The trip back to home earlier in May proved to be a rather emotionally-charged affair, one that spanned the entire spectrum between debilitating despair and invigorating jubilation. The five weeks spent back in Singapore, where it was sweltering most of the time, wasn’t much of a holiday affair since I had to work most of the time.
Regardless, returning to my former workplace at MediaCorp was a nostalgic experience. Apart from the slew of new faces, everything else seemed exactly as they were when I left about two years ago. The smell of the office, the sight of incredibly messy work cubicles, the dead silence in the newsroom and the banter with old friends was a welcomed treat for the senses. I was back at the paper to help out with their coverage of the 28th Southeast Asian Games which was held on home soil and though it wasn’t as exciting as I wanted it to be (I was stuck in the office doing copy editing and making sure the darn pages were good to go), the experience was nonetheless a memorable one.
You see, sports is a passionate thing. I’m a passionate thing.
If there’s one thing that can almost always draw the tears from my eyes, it’s sports. To me, it’s one of the most beautiful things in life where people don’t bother faking their emotions. That outburst of joy bellow when your football team scores a goal or that scream of despair when your team is completely overwhelmed by the opposition is as pure as emotional honesty can get.
When Shanti Pereira ended Singapore’s 42-year wait for a sprint gold by winning the women’s 200m event, I went mental. No, I don’t know the girl. I’ve only spoken to her once during the Asian Games. Nevertheless, an intriguing, invisible connection is forged with the athletes – perhaps by national pride and the innate desire to live vicariously through them – that fly the flag of your nation, no matter how small it may be, when they transcend their personal boundaries to achieve something spectacular.

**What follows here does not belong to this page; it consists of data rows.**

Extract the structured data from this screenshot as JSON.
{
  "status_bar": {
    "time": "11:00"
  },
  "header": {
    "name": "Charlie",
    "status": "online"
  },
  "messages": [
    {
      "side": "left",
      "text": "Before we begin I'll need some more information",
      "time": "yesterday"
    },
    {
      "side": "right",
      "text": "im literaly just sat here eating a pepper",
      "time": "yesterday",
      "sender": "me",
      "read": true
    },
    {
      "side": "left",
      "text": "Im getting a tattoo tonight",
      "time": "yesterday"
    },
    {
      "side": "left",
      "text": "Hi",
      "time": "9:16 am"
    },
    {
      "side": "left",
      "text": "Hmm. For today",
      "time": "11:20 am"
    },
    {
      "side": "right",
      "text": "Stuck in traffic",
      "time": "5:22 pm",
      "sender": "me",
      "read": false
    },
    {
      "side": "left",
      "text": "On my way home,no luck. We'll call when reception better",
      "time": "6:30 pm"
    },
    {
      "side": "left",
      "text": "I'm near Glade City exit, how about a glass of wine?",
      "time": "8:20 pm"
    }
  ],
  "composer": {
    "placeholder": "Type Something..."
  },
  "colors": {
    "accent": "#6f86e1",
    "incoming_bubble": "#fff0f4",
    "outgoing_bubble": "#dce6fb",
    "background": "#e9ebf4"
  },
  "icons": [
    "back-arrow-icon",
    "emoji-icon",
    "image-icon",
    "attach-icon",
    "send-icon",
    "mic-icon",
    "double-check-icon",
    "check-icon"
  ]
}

While I managed to catch up with a few of my buddies during my rest days, I had also dedicated time with my grandma who recently suffered a relapse of her stomach cancer. We thought Nana had somewhat beaten the disease the last time round, emerging from the operating theatre triumphant and optimistic. She underwent another operation this time and the result was starkly different. She no longer looks happy and energetic. She is all skin and bones. She now needs help to even stand on her two feet.
I was browsing through my Facebook photos one night and came across a photo of her flashing a wide smile behind a huge cake during her 77th birthday which took place just last year and I instantly broke down.

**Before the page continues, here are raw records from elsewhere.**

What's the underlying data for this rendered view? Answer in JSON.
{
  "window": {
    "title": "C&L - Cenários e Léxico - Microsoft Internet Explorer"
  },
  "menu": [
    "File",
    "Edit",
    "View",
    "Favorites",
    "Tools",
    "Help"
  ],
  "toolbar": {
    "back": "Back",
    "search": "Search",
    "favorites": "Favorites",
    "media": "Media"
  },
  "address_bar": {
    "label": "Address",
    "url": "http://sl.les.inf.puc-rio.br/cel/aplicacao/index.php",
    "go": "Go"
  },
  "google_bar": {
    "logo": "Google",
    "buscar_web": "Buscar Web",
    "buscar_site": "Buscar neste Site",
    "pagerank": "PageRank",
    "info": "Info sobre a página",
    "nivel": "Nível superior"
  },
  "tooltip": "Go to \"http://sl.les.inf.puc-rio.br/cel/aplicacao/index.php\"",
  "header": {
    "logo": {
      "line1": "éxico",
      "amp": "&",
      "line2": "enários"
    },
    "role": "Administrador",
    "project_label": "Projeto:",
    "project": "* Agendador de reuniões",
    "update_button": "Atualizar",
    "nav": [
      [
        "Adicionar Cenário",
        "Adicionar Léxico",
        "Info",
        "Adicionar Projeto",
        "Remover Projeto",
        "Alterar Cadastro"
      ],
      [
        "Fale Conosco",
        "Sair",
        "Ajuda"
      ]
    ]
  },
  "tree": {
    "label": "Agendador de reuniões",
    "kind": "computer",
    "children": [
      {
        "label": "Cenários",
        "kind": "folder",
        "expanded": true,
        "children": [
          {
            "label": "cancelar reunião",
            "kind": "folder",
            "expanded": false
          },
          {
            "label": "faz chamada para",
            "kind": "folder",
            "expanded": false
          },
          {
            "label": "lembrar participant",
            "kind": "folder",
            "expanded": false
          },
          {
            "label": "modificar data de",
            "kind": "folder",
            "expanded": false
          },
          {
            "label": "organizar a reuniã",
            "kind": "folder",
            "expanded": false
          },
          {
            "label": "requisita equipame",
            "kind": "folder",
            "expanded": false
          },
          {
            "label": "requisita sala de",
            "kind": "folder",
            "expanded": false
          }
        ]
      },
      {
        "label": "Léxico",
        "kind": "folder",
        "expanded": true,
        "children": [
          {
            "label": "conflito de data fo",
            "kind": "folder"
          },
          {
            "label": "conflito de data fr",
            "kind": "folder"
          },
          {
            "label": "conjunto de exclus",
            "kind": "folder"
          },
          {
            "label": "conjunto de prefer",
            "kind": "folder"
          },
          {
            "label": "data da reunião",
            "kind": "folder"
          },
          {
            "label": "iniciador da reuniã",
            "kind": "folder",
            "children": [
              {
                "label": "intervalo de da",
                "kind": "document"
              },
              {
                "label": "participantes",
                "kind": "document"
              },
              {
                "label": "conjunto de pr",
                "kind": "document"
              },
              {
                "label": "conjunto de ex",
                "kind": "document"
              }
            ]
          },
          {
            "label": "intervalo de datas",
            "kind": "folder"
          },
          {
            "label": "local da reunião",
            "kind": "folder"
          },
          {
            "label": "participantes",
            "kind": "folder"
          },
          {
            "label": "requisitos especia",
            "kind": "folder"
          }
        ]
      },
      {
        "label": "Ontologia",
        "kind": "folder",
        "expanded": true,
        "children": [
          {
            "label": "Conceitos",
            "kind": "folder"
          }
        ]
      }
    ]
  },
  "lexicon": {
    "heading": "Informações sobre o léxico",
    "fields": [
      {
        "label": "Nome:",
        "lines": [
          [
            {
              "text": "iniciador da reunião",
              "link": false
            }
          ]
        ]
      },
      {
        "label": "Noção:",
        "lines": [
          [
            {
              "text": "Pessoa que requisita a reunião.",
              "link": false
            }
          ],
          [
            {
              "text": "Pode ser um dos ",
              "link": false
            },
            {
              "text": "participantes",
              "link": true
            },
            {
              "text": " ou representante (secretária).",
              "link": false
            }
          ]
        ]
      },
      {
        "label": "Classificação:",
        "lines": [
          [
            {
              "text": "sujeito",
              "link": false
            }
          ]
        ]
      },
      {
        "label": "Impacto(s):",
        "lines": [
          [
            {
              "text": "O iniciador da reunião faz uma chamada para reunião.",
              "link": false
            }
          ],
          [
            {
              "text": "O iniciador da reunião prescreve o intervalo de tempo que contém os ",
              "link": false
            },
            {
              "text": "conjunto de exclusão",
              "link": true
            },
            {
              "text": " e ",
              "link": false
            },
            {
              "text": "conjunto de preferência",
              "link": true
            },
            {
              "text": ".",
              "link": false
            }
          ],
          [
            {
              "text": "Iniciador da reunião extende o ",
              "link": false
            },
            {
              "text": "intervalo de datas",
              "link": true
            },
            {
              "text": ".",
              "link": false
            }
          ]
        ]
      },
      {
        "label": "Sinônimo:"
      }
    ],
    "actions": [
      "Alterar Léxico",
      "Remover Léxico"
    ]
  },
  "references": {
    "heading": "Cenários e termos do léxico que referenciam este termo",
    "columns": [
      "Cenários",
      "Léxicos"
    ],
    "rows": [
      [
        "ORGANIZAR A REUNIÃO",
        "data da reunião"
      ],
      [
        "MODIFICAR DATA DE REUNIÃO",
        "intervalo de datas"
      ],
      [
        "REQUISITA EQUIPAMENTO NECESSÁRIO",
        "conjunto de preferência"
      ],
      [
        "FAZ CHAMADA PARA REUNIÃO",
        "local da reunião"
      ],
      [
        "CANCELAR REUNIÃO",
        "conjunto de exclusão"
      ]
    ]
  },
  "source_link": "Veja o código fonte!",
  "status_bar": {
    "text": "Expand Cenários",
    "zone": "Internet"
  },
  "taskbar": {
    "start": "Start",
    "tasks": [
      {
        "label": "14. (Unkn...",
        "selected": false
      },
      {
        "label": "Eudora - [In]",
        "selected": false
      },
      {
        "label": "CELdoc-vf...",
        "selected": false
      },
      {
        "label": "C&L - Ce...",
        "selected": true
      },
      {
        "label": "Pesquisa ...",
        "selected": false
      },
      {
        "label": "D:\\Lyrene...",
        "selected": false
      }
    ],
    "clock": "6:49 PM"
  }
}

One year. How quickly things change. Nana’s still talkative and feisty at times, but I see a certain resignation in her eyes whenever I visit her. She knows her time’s almost up, and she knows there’s no point fighting it.
Death, after all, comes for everyone.
A few friends and my grandfather have left this realm during the course of my life. All of them were sudden occurrences and I had reacted to all of them with shock. This is the first time I’ve had to deal with someone who is actually on the verge of existential termination.It’s weird. It’s difficult. It’s exhausting.
Most of all, it’s emancipating.
This whole emotional roller coaster ride was quite aptly summed up on the last day of the Games. Coincidentally, the Singapore national football team was playing a 2018 World Cup qualifier against Japan. In this scenario, Singapore aren’t even considered the underdogs – they’re really just lambs to the slaughter.
“Wow, I can’t believe the Japanese have yet to score against us,” said a colleague as we watched the match on television. It was more than halfway through the game.
“You know, I’m actually not that surprised. I mean, the Japanese players are flesh and blood too, you know?” I replied. “If our team sets out to park the damn bus on the pitch, man-mark the hell out of the Japanese and just run our damn lungs out, there’s every chance we can walk away with a point tonight.”
Snatch a point our national team did indeed. And it in turn made me realise that we are all, only human.
We are fallible. We have our limits. We will wither. We will eventually die.
But there’s also something beautiful about these very imperfections. Because acknowledging just how finite and imperfect our lives are can drive us to achieve what was once thought to be impossible.
That’s the soul of sports, and I reckon it should be the same for life. No?